I just got back yesterday from a very stimulating and enjoyable Pacific APA meeting in Vancouver (what a great city, by the way). I’ve been trying to catch up a bit with work so I haven’t had much time to blog. Let me just paste here a report from the ACPA Vice President, Jeeloo Liu, of her impressions from the meeting, but also of her call for topics to organize papers around for next years Pacific APA. You can, of course, send them directly to Prof. Liu, or send them to me, or suggest them in the comments section of this post.
ACPA Newsletter April 12, 2009
I just returned from the APA Pacific Division meeting held in Vancouver and wish to give you a report and my reflection as it relates to the future direction of the ACPA. I arrived mid-day of Friday, so could only report on the second of our ACPA sessions (the first session is the Dao annual best essay award to Erin Cline). This second session was chaired by Professor Chung-ying Cheng, with three speakers: Yiu-ming Fung from Hong Kong University of Science & Technology, Manyul Im of Fairfield University and Sin-Yee Chan of the University of Vermont. Fung’s paper employs two notions in contemporary Western metaphysics, ‘realization’ and ‘supervenience’, to reconstruct Wang Yangming’s metaphysics into a coherent view. Manyul Im’s paper aims to give a consequentialist reading to Mencius’ moral theory. Sin Yee Chan’s paper compares and analyzes Mozi’s, Laozi’s and Xunzi’s views on human desire, with an effort to delineate an intellectual thread in the development of their ideas. All three papers were innovative and seriously composed, and they challenge us to read these philosophers in a different light. The three commentators, Yujian Zheng of Lingnan University, Dan Robins of Richard Stockton College of New Jersey, and Hagop Sarkissian of City University of New York – Baruch College, have also done an excellent job in raising interesting questions for further discussion. I should congratulate the session organizer, Tongdong Bai, for finding such high-quality commentators. The session was well attended (with about 15 people in the audience) and there were many questions from the floor. Professor Cheng kept good control of time for each talk and discussion, so that we were able to finish the session by 10 pm. Even though it was late in the evening, many people stayed in the room to continue the discussion. A number of us went out to have a late dinner at a nearby Chinese restaurant until close to mid-night.

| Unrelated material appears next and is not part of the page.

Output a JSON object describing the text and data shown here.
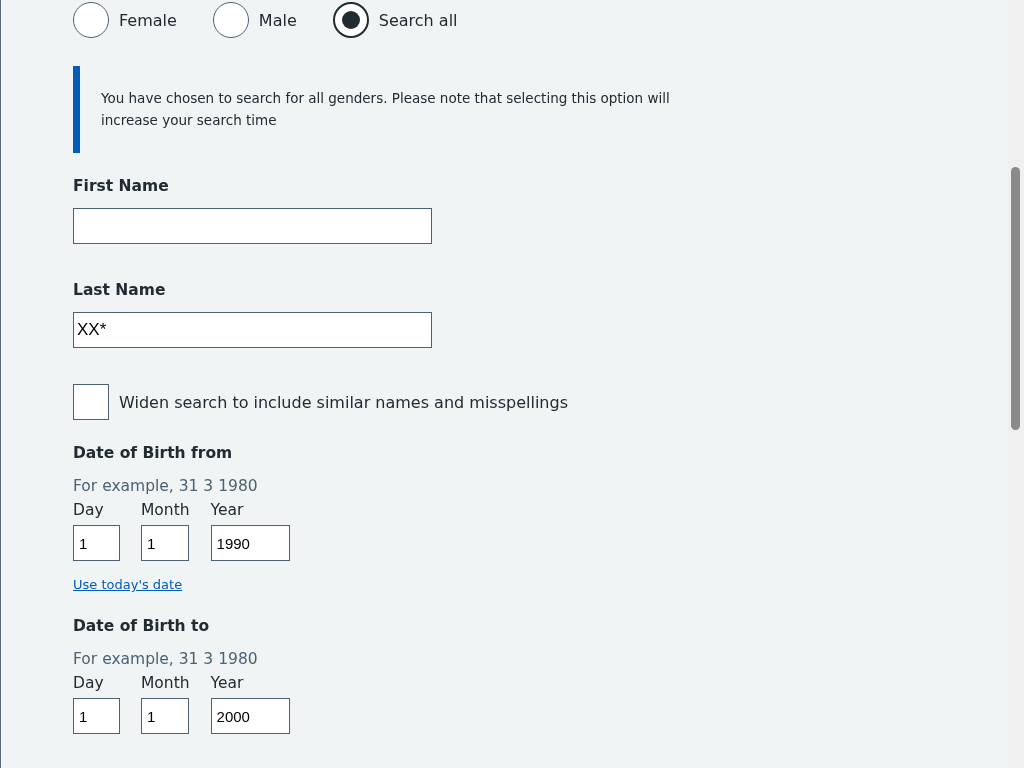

Another major event I wish to report on is the exciting mini-conference on Neo-Confucian moral psychology from a comparative approach. This is the first time the APA has a mini-conference on Chinese philosophy, and we should thank Eric Schwitzgebel (on the APA program committee) for accepting the initial proposal into the main program. Justine Tiwald, along with the planning committee (Philip J. Ivanhoe, Stephen Angle, Yong Huang, Eric Schwitzgebel, Pauline Lee), is instrumental in making this event possible. With their careful planning, the inception of the theme for this conference, the invitation of speakers and guest commentators, as well as the final execution of program on site, the mini-conference was an absolute success in every way. The main focus of the mini-conference is the comparative study of Neo-Confucian moral psychology. By leading off dialogues on such topics as moral perception, moral education, authenticity, anger, moral intuition, self-love and altruism, the speakers jointly open up many new directions for further comparative study on Neo-Confucianism. The commentators, with or without background in Neo-Confucianism, are experts on Western ethics and moral psychology. There were many issues that were highly connected; hence, the discussion was intense and focused. It is simply a wonderful experience to see so many people coming together to discuss Chinese philosophy. All sessions were well attended — even the last session Sunday morning drew about 30-40 people in attendance. Everyone I talked to remarked several times about how wonderful this mini-conference was.
If you wish to take a look at the abstracts/drafts of these presented papers, you can go visit the site: http://apa-pacific.org/minis/ncmp/papers.html (Please bear in mind that the papers are work-in-progress and should not be cited in any way without the author’s permission.)
Now the real issue. Both Tongdong Bai and I were greatly inspired by the quality of the mini-conference, and we would like to work with our close associates in the future to have group sessions similar to the format of this mini-conference. We have discussed this idea with Prof. Cheng from the ISCP as well as with Steve Angle and Justin Tiwald from ISCWP, and they all agreed that this focused format is something we should work together to promote. I think the APA Pacific Division meeting is the best occasion for our focused group session, because most people are not there for job interviews and the Pacific meeting is usually more well-attended by those scholars from the other side of the Pacific. We are going to try to come up with interesting topics before we send out our CFP for the Pacific meeting, and we invite you to suggest new topics that you think will have a wide appeal.
April 13, 2009
Vice President/Treasurer of the Association of Chinese Philosophers in North America
Department of Philosophy
California State University, Fullerton
Fullerton, CA 92834
Thanks for posting this, Manyul. It was great to see so many people at the mini-conference, including a good number of Manyul’s readers. Hope we can do something like that again soon.